By examining blood pressure and fasting glucose, the new study reveals two specific ways in which economic events influence health, she said.

One “curious” aspect of the study, though, is the fact that the authors did not investigate differences by gender or ethnicity or race — after all, MESA provides the data to do this.

“Previous research suggests that men and racial/ethnic minorities were uniquely vulnerable to the Recession, perhaps because job loss was greater in these groups,” said Margerison, based on her own research. She also noted the study design could not eliminate the possibility that time-related trends, including but not limited to the passage of the 2010 Affordable Care Act (which the authors themselves acknowledged), might have influenced the results.

Margerison believes that one of the most important take-aways from this entire area of research is that population-level conditions, including economic downturns, can impact our mental and physical health.

Could the reverse be true — do good economies benefit individual health?

This is “certainly debated,” said Margerison. One thing previous research does show is that the stress of economic slumps can influence health among those untouched by income loss.

“Even people who keep their jobs during a recession may feel more stress about the possibility of losing a job or they may have to work more hours to cover others who are laid off,” she said. “It is also hypothesized that living in neighborhoods with high rates of foreclosure could affect health even if you do not personally lose your house.”

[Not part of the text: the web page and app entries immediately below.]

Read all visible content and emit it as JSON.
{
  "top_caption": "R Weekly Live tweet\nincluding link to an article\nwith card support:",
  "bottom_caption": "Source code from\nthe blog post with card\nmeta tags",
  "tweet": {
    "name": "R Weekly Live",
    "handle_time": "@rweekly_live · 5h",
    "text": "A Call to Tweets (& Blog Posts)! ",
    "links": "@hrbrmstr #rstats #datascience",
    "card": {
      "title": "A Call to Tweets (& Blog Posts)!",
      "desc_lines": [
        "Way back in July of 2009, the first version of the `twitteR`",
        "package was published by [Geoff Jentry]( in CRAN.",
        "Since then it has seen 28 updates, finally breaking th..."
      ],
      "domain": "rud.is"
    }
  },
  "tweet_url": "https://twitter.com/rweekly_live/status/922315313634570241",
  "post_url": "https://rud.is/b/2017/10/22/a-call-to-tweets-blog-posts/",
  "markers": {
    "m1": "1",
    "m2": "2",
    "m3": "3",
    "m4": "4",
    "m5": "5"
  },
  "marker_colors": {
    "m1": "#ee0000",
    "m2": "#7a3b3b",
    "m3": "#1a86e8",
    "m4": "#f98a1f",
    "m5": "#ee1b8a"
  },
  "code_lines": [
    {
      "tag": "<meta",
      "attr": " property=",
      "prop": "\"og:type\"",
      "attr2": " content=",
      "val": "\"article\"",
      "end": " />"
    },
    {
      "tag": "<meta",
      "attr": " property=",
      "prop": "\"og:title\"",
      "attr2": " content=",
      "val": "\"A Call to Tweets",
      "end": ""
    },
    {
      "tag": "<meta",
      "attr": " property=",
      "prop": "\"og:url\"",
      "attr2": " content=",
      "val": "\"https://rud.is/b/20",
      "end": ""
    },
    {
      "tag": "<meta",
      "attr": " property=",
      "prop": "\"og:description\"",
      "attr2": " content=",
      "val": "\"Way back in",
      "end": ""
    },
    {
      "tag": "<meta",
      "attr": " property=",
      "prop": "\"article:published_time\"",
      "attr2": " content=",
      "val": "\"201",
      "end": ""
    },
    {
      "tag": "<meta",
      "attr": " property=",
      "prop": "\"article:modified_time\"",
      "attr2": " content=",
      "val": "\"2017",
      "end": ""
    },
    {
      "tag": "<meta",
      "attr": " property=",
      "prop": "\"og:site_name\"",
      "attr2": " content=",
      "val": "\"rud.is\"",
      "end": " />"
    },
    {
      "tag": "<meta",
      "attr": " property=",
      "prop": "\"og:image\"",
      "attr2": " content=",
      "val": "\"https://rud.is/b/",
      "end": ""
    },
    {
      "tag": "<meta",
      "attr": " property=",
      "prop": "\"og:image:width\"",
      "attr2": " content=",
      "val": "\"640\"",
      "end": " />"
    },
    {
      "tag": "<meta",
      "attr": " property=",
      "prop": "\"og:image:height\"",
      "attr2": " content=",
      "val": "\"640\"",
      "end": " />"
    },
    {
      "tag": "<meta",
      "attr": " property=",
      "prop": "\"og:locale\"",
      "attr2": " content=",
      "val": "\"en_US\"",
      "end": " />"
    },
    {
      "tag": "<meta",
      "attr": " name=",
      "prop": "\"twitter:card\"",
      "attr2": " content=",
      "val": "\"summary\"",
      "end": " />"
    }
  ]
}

Most of us worry about individual risk factors for poor health, such as diet, exercise, smoking and drinking, Margerison said: “But this work — along with a large body of other research — suggests that conditions beyond the individual can have important influences on our health as well.”